Closing codes are important as they allow supervisors to check that all necessary actions have been carried out. They also mean forces can count and understand the types of incidents being reported to the police.
4. Recording a crime
Once the police have decided to record a crime, they then need to determine how many crimes to record and what offences have been committed. Consider, for example, a burglary where the car keys are taken from a house and the car has been stolen:
- This may involve two offences: a burglary; and theft of a motor vehicle.
- If there is only one victim and only one offender for all these offences then only one crime would be recorded, although the offender may be charged and convicted of all the offences.
- If there are two or more victims in the same incident, a crime should be recorded for each victim.
The Crime Recording Rules require police to record crime at the earliest opportunity, and at the most within 24 hours of the time the reporting officer decides that a crime should be recorded.
5. Closing crime records
Crime records stay open while police investigate the crime, collect evidence and identify a suspect. Crime records should be closed only when:

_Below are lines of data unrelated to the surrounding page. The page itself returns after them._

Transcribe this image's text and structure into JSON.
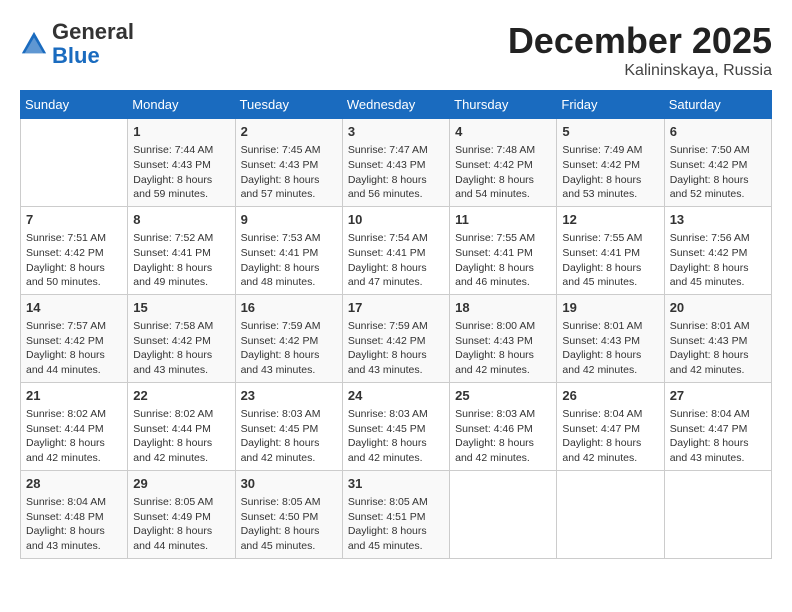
{
  "header": {
    "logo_general": "General",
    "logo_blue": "Blue",
    "month_title": "December 2025",
    "location": "Kalininskaya, Russia"
  },
  "days_of_week": [
    "Sunday",
    "Monday",
    "Tuesday",
    "Wednesday",
    "Thursday",
    "Friday",
    "Saturday"
  ],
  "weeks": [
    [
      {
        "day": "",
        "content": ""
      },
      {
        "day": "1",
        "content": "Sunrise: 7:44 AM\nSunset: 4:43 PM\nDaylight: 8 hours\nand 59 minutes."
      },
      {
        "day": "2",
        "content": "Sunrise: 7:45 AM\nSunset: 4:43 PM\nDaylight: 8 hours\nand 57 minutes."
      },
      {
        "day": "3",
        "content": "Sunrise: 7:47 AM\nSunset: 4:43 PM\nDaylight: 8 hours\nand 56 minutes."
      },
      {
        "day": "4",
        "content": "Sunrise: 7:48 AM\nSunset: 4:42 PM\nDaylight: 8 hours\nand 54 minutes."
      },
      {
        "day": "5",
        "content": "Sunrise: 7:49 AM\nSunset: 4:42 PM\nDaylight: 8 hours\nand 53 minutes."
      },
      {
        "day": "6",
        "content": "Sunrise: 7:50 AM\nSunset: 4:42 PM\nDaylight: 8 hours\nand 52 minutes."
      }
    ],
    [
      {
        "day": "7",
        "content": "Sunrise: 7:51 AM\nSunset: 4:42 PM\nDaylight: 8 hours\nand 50 minutes."
      },
      {
        "day": "8",
        "content": "Sunrise: 7:52 AM\nSunset: 4:41 PM\nDaylight: 8 hours\nand 49 minutes."
      },
      {
        "day": "9",
        "content": "Sunrise: 7:53 AM\nSunset: 4:41 PM\nDaylight: 8 hours\nand 48 minutes."
      },
      {
        "day": "10",
        "content": "Sunrise: 7:54 AM\nSunset: 4:41 PM\nDaylight: 8 hours\nand 47 minutes."
      },
      {
        "day": "11",
        "content": "Sunrise: 7:55 AM\nSunset: 4:41 PM\nDaylight: 8 hours\nand 46 minutes."
      },
      {
        "day": "12",
        "content": "Sunrise: 7:55 AM\nSunset: 4:41 PM\nDaylight: 8 hours\nand 45 minutes."
      },
      {
        "day": "13",
        "content": "Sunrise: 7:56 AM\nSunset: 4:42 PM\nDaylight: 8 hours\nand 45 minutes."
      }
    ],
    [
      {
        "day": "14",
        "content": "Sunrise: 7:57 AM\nSunset: 4:42 PM\nDaylight: 8 hours\nand 44 minutes."
      },
      {
        "day": "15",
        "content": "Sunrise: 7:58 AM\nSunset: 4:42 PM\nDaylight: 8 hours\nand 43 minutes."
      },
      {
        "day": "16",
        "content": "Sunrise: 7:59 AM\nSunset: 4:42 PM\nDaylight: 8 hours\nand 43 minutes."
      },
      {
        "day": "17",
        "content": "Sunrise: 7:59 AM\nSunset: 4:42 PM\nDaylight: 8 hours\nand 43 minutes."
      },
      {
        "day": "18",
        "content": "Sunrise: 8:00 AM\nSunset: 4:43 PM\nDaylight: 8 hours\nand 42 minutes."
      },
      {
        "day": "19",
        "content": "Sunrise: 8:01 AM\nSunset: 4:43 PM\nDaylight: 8 hours\nand 42 minutes."
      },
      {
        "day": "20",
        "content": "Sunrise: 8:01 AM\nSunset: 4:43 PM\nDaylight: 8 hours\nand 42 minutes."
      }
    ],
    [
      {
        "day": "21",
        "content": "Sunrise: 8:02 AM\nSunset: 4:44 PM\nDaylight: 8 hours\nand 42 minutes."
      },
      {
        "day": "22",
        "content": "Sunrise: 8:02 AM\nSunset: 4:44 PM\nDaylight: 8 hours\nand 42 minutes."
      },
      {
        "day": "23",
        "content": "Sunrise: 8:03 AM\nSunset: 4:45 PM\nDaylight: 8 hours\nand 42 minutes."
      },
      {
        "day": "24",
        "content": "Sunrise: 8:03 AM\nSunset: 4:45 PM\nDaylight: 8 hours\nand 42 minutes."
      },
      {
        "day": "25",
        "content": "Sunrise: 8:03 AM\nSunset: 4:46 PM\nDaylight: 8 hours\nand 42 minutes."
      },
      {
        "day": "26",
        "content": "Sunrise: 8:04 AM\nSunset: 4:47 PM\nDaylight: 8 hours\nand 42 minutes."
      },
      {
        "day": "27",
        "content": "Sunrise: 8:04 AM\nSunset: 4:47 PM\nDaylight: 8 hours\nand 43 minutes."
      }
    ],
    [
      {
        "day": "28",
        "content": "Sunrise: 8:04 AM\nSunset: 4:48 PM\nDaylight: 8 hours\nand 43 minutes."
      },
      {
        "day": "29",
        "content": "Sunrise: 8:05 AM\nSunset: 4:49 PM\nDaylight: 8 hours\nand 44 minutes."
      },
      {
        "day": "30",
        "content": "Sunrise: 8:05 AM\nSunset: 4:50 PM\nDaylight: 8 hours\nand 45 minutes."
      },
      {
        "day": "31",
        "content": "Sunrise: 8:05 AM\nSunset: 4:51 PM\nDaylight: 8 hours\nand 45 minutes."
      },
      {
        "day": "",
        "content": ""
      },
      {
        "day": "",
        "content": ""
      },
      {
        "day": "",
        "content": ""
      }
    ]
  ]
}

- The crime has been detected (solved). The Crime Recording Rules set out the criteria for determining if a crime has been detected. These include, for example, when a person being cautioned, charged, or summonsed to appear at court about the crime.
- Alternatively, it may become apparent that a crime never actually happened. For example, an item initially recorded as stolen was then found to have been mislaid. In these circumstances the police may show in the crime record that there was crime was ‘cancelled’. There are six criteria for a ‘cancelled’ set out in the Crime Recording Rules, with the principle one being if “additional verifiable information is available which determines that no notifiable crime has been committed”. If, for example, following an investigation of a reported rape the police are ‘unclear’ as to whether an offence has taken place, then the crime record should stay open, because being ‘unclear’ does not constitute additional verifiable information which determines that the offence did not take place.
6. Checking that crime records are correct
Each force has a crime registrar who is responsible for overseeing compliance with the crime recording process. He or she is the final arbiter for the force when deciding whether or not to record a crime or make a decision cancel a crime. The registrar’s responsibilities include training staff in the crime recording process and conducting audits to check compliance with the rules. All forces also designate a senior officer (of chief officer rank, usually the deputy chief constable) as being responsible for overseeing the force’s approach to crime recording. The Crime Recording Rules state that the force crime registrar must be outside operational line command and answerable to the chief officer with overall responsibility for the accuracy and integrity of crime recording processes.